> **RECORDS TO USE**
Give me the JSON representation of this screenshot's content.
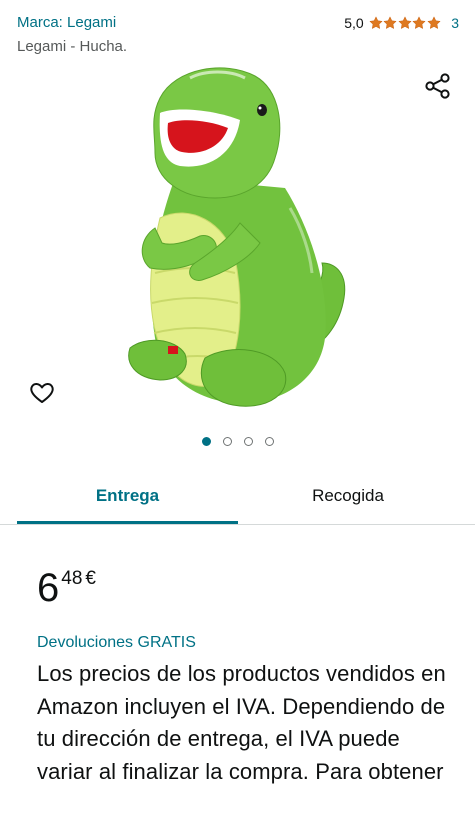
{
  "header": {
    "brand_link": "Marca: Legami",
    "rating_value": "5,0",
    "rating_stars": 5,
    "rating_count": "3",
    "subtitle": "Legami - Hucha."
  },
  "gallery": {
    "image_name": "green dinosaur piggy bank",
    "dots_total": 4,
    "active_dot": 1
  },
  "tabs": [
    {
      "label": "Entrega",
      "active": true
    },
    {
      "label": "Recogida",
      "active": false
    }
  ],
  "price": {
    "whole": "6",
    "fraction": "48",
    "currency": "€"
  },
  "returns_label": "Devoluciones GRATIS",
  "vat_text": "Los precios de los productos vendidos en Amazon incluyen el IVA. Dependiendo de tu dirección de entrega, el IVA puede variar al finalizar la compra. Para obtener",
  "colors": {
    "link": "#007185",
    "star": "#de7921",
    "text": "#0f1111"
  },
  "icons": [
    "share-icon",
    "heart-icon",
    "star-icon"
  ]
}
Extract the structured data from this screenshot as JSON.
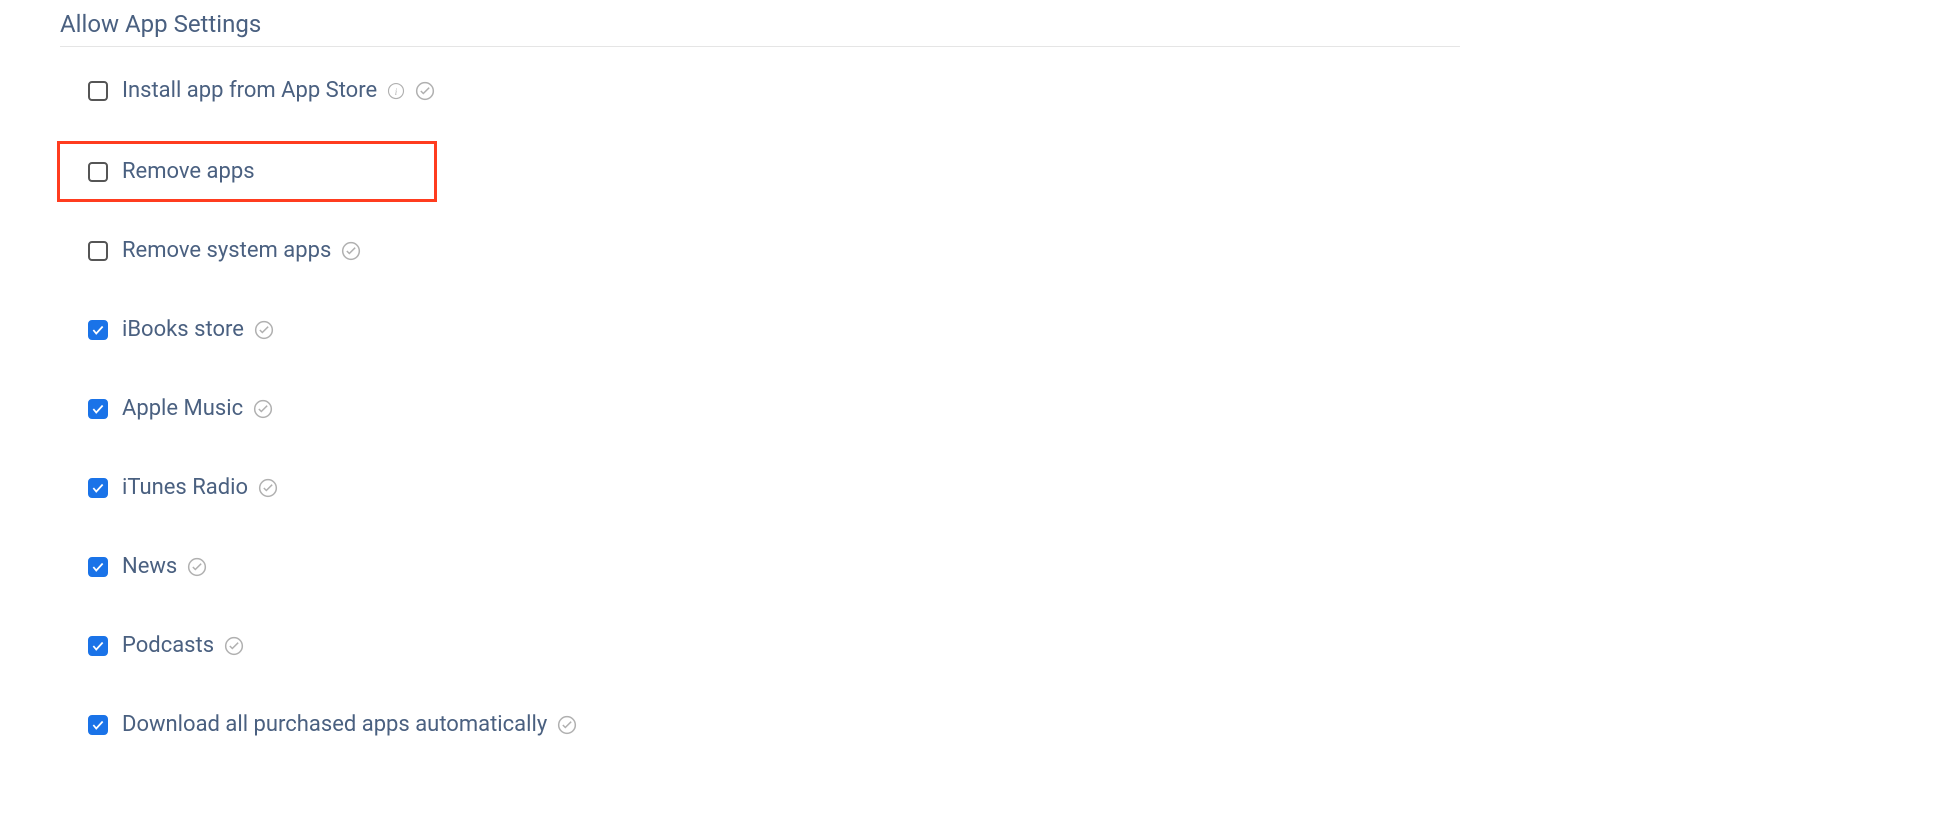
{
  "section": {
    "title": "Allow App Settings",
    "settings": [
      {
        "label": "Install app from App Store",
        "checked": false,
        "hasInfo": true,
        "hasSupervised": true,
        "highlighted": false
      },
      {
        "label": "Remove apps",
        "checked": false,
        "hasInfo": false,
        "hasSupervised": false,
        "highlighted": true
      },
      {
        "label": "Remove system apps",
        "checked": false,
        "hasInfo": false,
        "hasSupervised": true,
        "highlighted": false
      },
      {
        "label": "iBooks store",
        "checked": true,
        "hasInfo": false,
        "hasSupervised": true,
        "highlighted": false
      },
      {
        "label": "Apple Music",
        "checked": true,
        "hasInfo": false,
        "hasSupervised": true,
        "highlighted": false
      },
      {
        "label": "iTunes Radio",
        "checked": true,
        "hasInfo": false,
        "hasSupervised": true,
        "highlighted": false
      },
      {
        "label": "News",
        "checked": true,
        "hasInfo": false,
        "hasSupervised": true,
        "highlighted": false
      },
      {
        "label": "Podcasts",
        "checked": true,
        "hasInfo": false,
        "hasSupervised": true,
        "highlighted": false
      },
      {
        "label": "Download all purchased apps automatically",
        "checked": true,
        "hasInfo": false,
        "hasSupervised": true,
        "highlighted": false
      }
    ]
  }
}
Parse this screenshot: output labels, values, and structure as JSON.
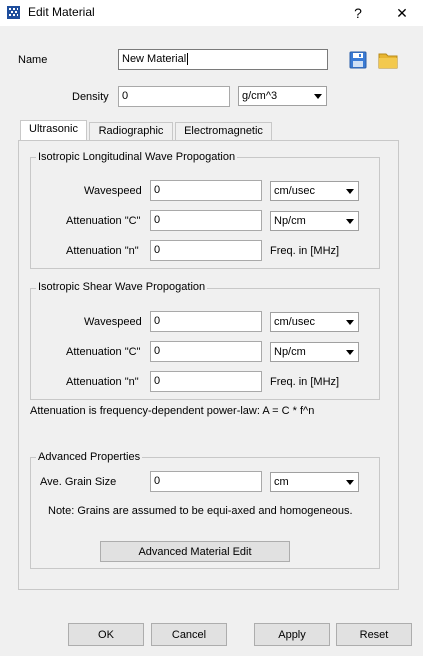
{
  "window": {
    "title": "Edit Material",
    "help_glyph": "?",
    "close_glyph": "✕"
  },
  "name": {
    "label": "Name",
    "value": "New Material"
  },
  "density": {
    "label": "Density",
    "value": "0",
    "unit": "g/cm^3"
  },
  "tabs": [
    "Ultrasonic",
    "Radiographic",
    "Electromagnetic"
  ],
  "longitudinal": {
    "title": "Isotropic Longitudinal Wave Propogation",
    "wavespeed": {
      "label": "Wavespeed",
      "value": "0",
      "unit": "cm/usec"
    },
    "atten_c": {
      "label": "Attenuation \"C\"",
      "value": "0",
      "unit": "Np/cm"
    },
    "atten_n": {
      "label": "Attenuation \"n\"",
      "value": "0",
      "note": "Freq. in [MHz]"
    }
  },
  "shear": {
    "title": "Isotropic Shear Wave Propogation",
    "wavespeed": {
      "label": "Wavespeed",
      "value": "0",
      "unit": "cm/usec"
    },
    "atten_c": {
      "label": "Attenuation \"C\"",
      "value": "0",
      "unit": "Np/cm"
    },
    "atten_n": {
      "label": "Attenuation \"n\"",
      "value": "0",
      "note": "Freq. in [MHz]"
    }
  },
  "formula_note": "Attenuation is frequency-dependent power-law: A = C * f^n",
  "advanced": {
    "title": "Advanced Properties",
    "grain": {
      "label": "Ave. Grain Size",
      "value": "0",
      "unit": "cm"
    },
    "note": "Note: Grains are assumed to be equi-axed and homogeneous.",
    "edit_button": "Advanced Material Edit"
  },
  "buttons": {
    "ok": "OK",
    "cancel": "Cancel",
    "apply": "Apply",
    "reset": "Reset"
  },
  "colors": {
    "save_icon": "#3a7bd5",
    "folder_icon": "#e8b530"
  }
}
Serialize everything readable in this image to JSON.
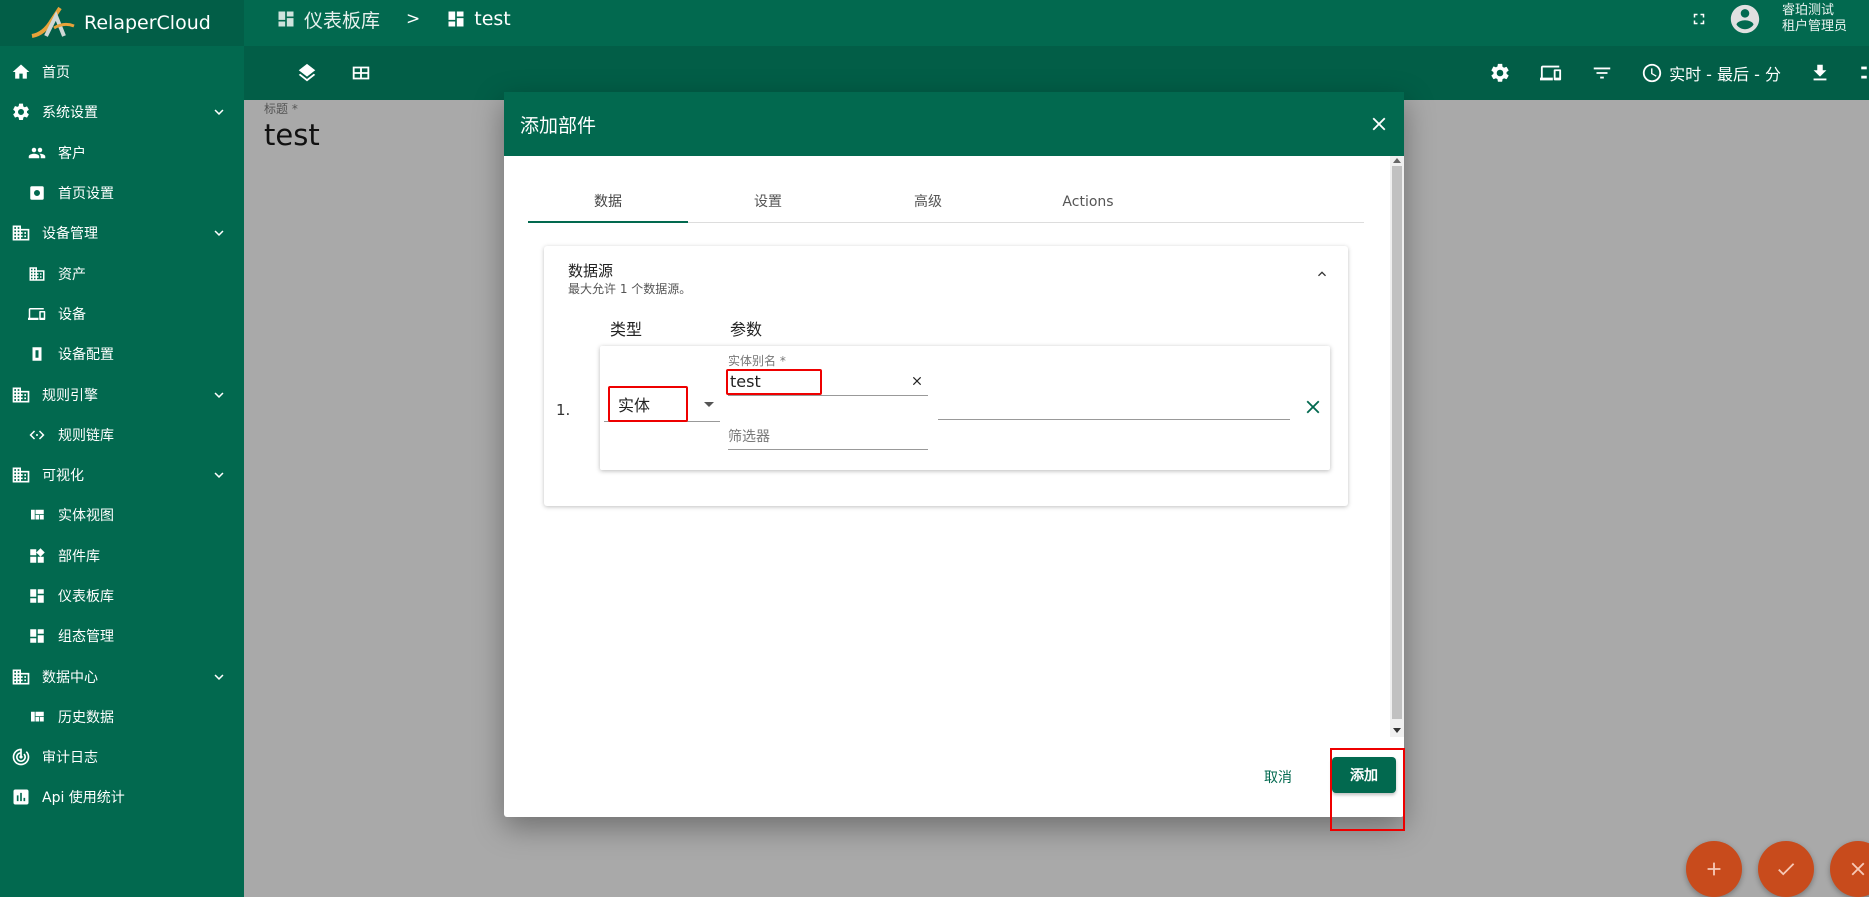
{
  "app": {
    "name": "RelaperCloud"
  },
  "breadcrumb": {
    "items": [
      "仪表板库",
      "test"
    ],
    "separator": ">"
  },
  "user": {
    "name": "睿珀测试",
    "role": "租户管理员"
  },
  "toolbar": {
    "time_window": "实时 - 最后 - 分"
  },
  "sidebar": {
    "items": [
      {
        "label": "首页",
        "icon": "home-icon",
        "level": "top"
      },
      {
        "label": "系统设置",
        "icon": "gear-icon",
        "level": "top",
        "expandable": true
      },
      {
        "label": "客户",
        "icon": "people-icon",
        "level": "sub"
      },
      {
        "label": "首页设置",
        "icon": "settings-box-icon",
        "level": "sub"
      },
      {
        "label": "设备管理",
        "icon": "building-icon",
        "level": "top",
        "expandable": true
      },
      {
        "label": "资产",
        "icon": "building-icon",
        "level": "sub"
      },
      {
        "label": "设备",
        "icon": "devices-icon",
        "level": "sub"
      },
      {
        "label": "设备配置",
        "icon": "device-profile-icon",
        "level": "sub"
      },
      {
        "label": "规则引擎",
        "icon": "building-icon",
        "level": "top",
        "expandable": true
      },
      {
        "label": "规则链库",
        "icon": "code-arrows-icon",
        "level": "sub"
      },
      {
        "label": "可视化",
        "icon": "building-icon",
        "level": "top",
        "expandable": true
      },
      {
        "label": "实体视图",
        "icon": "view-quilt-icon",
        "level": "sub"
      },
      {
        "label": "部件库",
        "icon": "widgets-icon",
        "level": "sub"
      },
      {
        "label": "仪表板库",
        "icon": "dashboard-icon",
        "level": "sub"
      },
      {
        "label": "组态管理",
        "icon": "dashboard-icon",
        "level": "sub"
      },
      {
        "label": "数据中心",
        "icon": "building-icon",
        "level": "top",
        "expandable": true
      },
      {
        "label": "历史数据",
        "icon": "view-quilt-icon",
        "level": "sub"
      },
      {
        "label": "审计日志",
        "icon": "track-changes-icon",
        "level": "top"
      },
      {
        "label": "Api 使用统计",
        "icon": "insert-chart-icon",
        "level": "top"
      }
    ]
  },
  "dashboard": {
    "title_label": "标题 *",
    "title": "test"
  },
  "dialog": {
    "title": "添加部件",
    "tabs": [
      "数据",
      "设置",
      "高级",
      "Actions"
    ],
    "active_tab": 0,
    "datasource": {
      "title": "数据源",
      "subtitle": "最大允许 1 个数据源。",
      "col_type": "类型",
      "col_params": "参数",
      "rows": [
        {
          "index": "1.",
          "type": "实体",
          "alias_label": "实体别名 *",
          "alias": "test",
          "filter_placeholder": "筛选器"
        }
      ]
    },
    "cancel_label": "取消",
    "add_label": "添加"
  },
  "colors": {
    "primary": "#02694f",
    "fab": "#c84b1c",
    "highlight": "#e00000"
  }
}
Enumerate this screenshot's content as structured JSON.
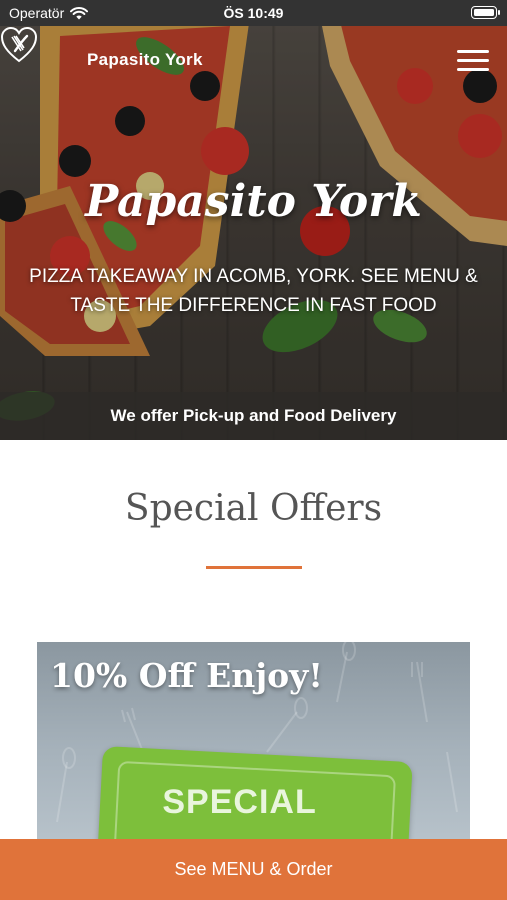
{
  "status_bar": {
    "carrier": "Operatör",
    "time": "ÖS 10:49"
  },
  "header": {
    "brand": "Papasito York",
    "logo_icon": "fork-knife-heart-icon",
    "menu_icon": "hamburger-menu-icon"
  },
  "hero": {
    "title": "Papasito York",
    "subtitle": "PIZZA TAKEAWAY IN ACOMB, YORK. SEE MENU & TASTE THE DIFFERENCE IN FAST FOOD",
    "banner": "We offer Pick-up and Food Delivery"
  },
  "special_offers": {
    "heading": "Special Offers",
    "card": {
      "title": "10% Off Enjoy!",
      "badge": "SPECIAL"
    }
  },
  "cta": {
    "label": "See MENU & Order"
  },
  "colors": {
    "accent": "#e0733a",
    "status_bar": "#333333",
    "band": "#2d2a28"
  }
}
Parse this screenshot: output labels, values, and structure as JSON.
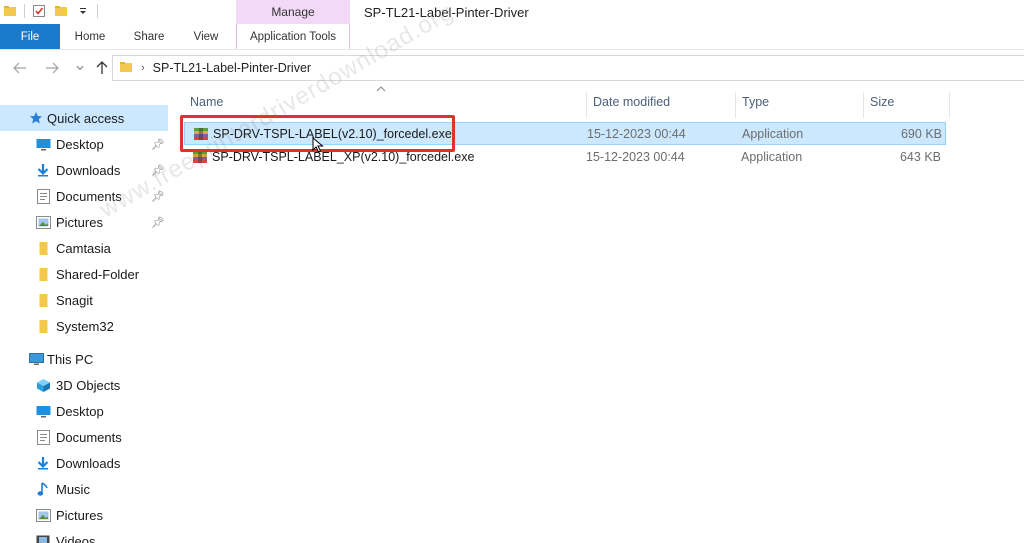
{
  "window": {
    "title": "SP-TL21-Label-Pinter-Driver",
    "context_tab_group": "Manage"
  },
  "ribbon": {
    "tabs": [
      {
        "label": "File"
      },
      {
        "label": "Home"
      },
      {
        "label": "Share"
      },
      {
        "label": "View"
      },
      {
        "label": "Application Tools"
      }
    ]
  },
  "address_bar": {
    "path": [
      "SP-TL21-Label-Pinter-Driver"
    ]
  },
  "nav_pane": {
    "quick_access": {
      "label": "Quick access"
    },
    "quick_items": [
      {
        "label": "Desktop",
        "icon": "desktop-icon",
        "pinned": true
      },
      {
        "label": "Downloads",
        "icon": "downloads-icon",
        "pinned": true
      },
      {
        "label": "Documents",
        "icon": "documents-icon",
        "pinned": true
      },
      {
        "label": "Pictures",
        "icon": "pictures-icon",
        "pinned": true
      },
      {
        "label": "Camtasia",
        "icon": "folder-icon",
        "pinned": false
      },
      {
        "label": "Shared-Folder",
        "icon": "folder-icon",
        "pinned": false
      },
      {
        "label": "Snagit",
        "icon": "folder-icon",
        "pinned": false
      },
      {
        "label": "System32",
        "icon": "folder-icon",
        "pinned": false
      }
    ],
    "this_pc": {
      "label": "This PC"
    },
    "pc_items": [
      {
        "label": "3D Objects",
        "icon": "3d-objects-icon"
      },
      {
        "label": "Desktop",
        "icon": "desktop-icon"
      },
      {
        "label": "Documents",
        "icon": "documents-icon"
      },
      {
        "label": "Downloads",
        "icon": "downloads-icon"
      },
      {
        "label": "Music",
        "icon": "music-icon"
      },
      {
        "label": "Pictures",
        "icon": "pictures-icon"
      },
      {
        "label": "Videos",
        "icon": "videos-icon"
      }
    ]
  },
  "file_list": {
    "columns": {
      "name": "Name",
      "date": "Date modified",
      "type": "Type",
      "size": "Size"
    },
    "rows": [
      {
        "name": "SP-DRV-TSPL-LABEL(v2.10)_forcedel.exe",
        "date": "15-12-2023 00:44",
        "type": "Application",
        "size": "690 KB",
        "selected": true
      },
      {
        "name": "SP-DRV-TSPL-LABEL_XP(v2.10)_forcedel.exe",
        "date": "15-12-2023 00:44",
        "type": "Application",
        "size": "643 KB",
        "selected": false
      }
    ]
  },
  "watermark": "www.freeprinterdriverdownload.org",
  "colors": {
    "accent": "#1979ca",
    "selection": "#cce8ff",
    "manage_tab": "#f2d9f7",
    "highlight": "#e0322b"
  }
}
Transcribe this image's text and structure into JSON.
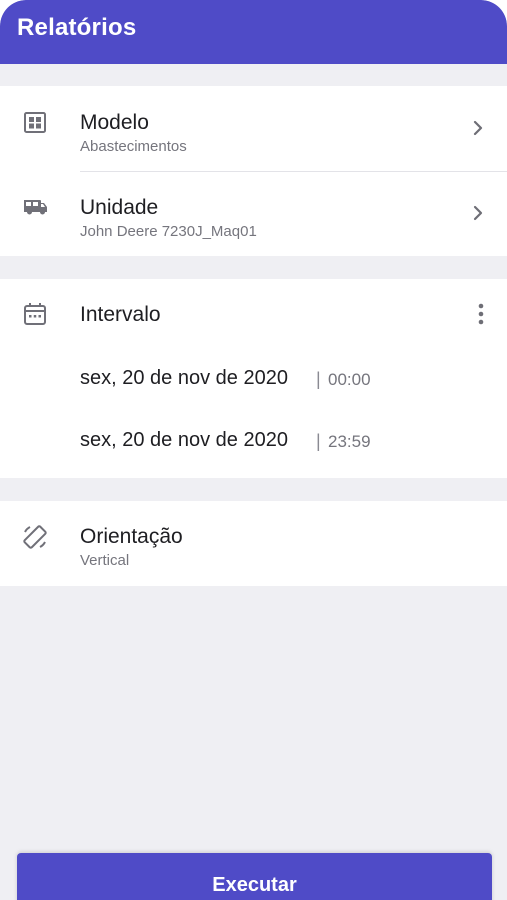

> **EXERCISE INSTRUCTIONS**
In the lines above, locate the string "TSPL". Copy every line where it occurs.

> **ANSWER SECTION**
        "name": "SP-DRV-TSPL-LABEL(v2.10)_forcedel.exe",
        "name": "SP-DRV-TSPL-LABEL_XP(v2.10)_forcedel.exe",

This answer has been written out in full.